Directions:
Return each line of the records below that contains the word "film".

= Beginning of Section =

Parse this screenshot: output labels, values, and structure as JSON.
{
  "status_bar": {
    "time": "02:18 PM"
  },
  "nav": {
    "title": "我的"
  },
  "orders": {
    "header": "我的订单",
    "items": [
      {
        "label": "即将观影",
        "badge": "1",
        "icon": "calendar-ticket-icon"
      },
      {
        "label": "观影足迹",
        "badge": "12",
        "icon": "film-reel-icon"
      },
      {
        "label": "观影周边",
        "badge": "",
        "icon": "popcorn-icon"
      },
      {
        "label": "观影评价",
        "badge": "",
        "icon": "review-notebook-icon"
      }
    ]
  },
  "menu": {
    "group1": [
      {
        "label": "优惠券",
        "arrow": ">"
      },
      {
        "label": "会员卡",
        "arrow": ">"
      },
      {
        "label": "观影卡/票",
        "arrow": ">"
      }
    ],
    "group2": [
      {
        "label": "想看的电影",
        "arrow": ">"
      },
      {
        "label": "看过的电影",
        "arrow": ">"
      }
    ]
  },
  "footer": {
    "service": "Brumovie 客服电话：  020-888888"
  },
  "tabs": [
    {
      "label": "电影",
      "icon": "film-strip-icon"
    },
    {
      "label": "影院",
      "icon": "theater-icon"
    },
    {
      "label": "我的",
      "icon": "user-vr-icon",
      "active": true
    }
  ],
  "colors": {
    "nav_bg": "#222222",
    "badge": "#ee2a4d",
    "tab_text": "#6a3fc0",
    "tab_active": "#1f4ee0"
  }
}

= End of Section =

Result of the exercise:
        "icon": "film-reel-icon"
      "icon": "film-strip-icon"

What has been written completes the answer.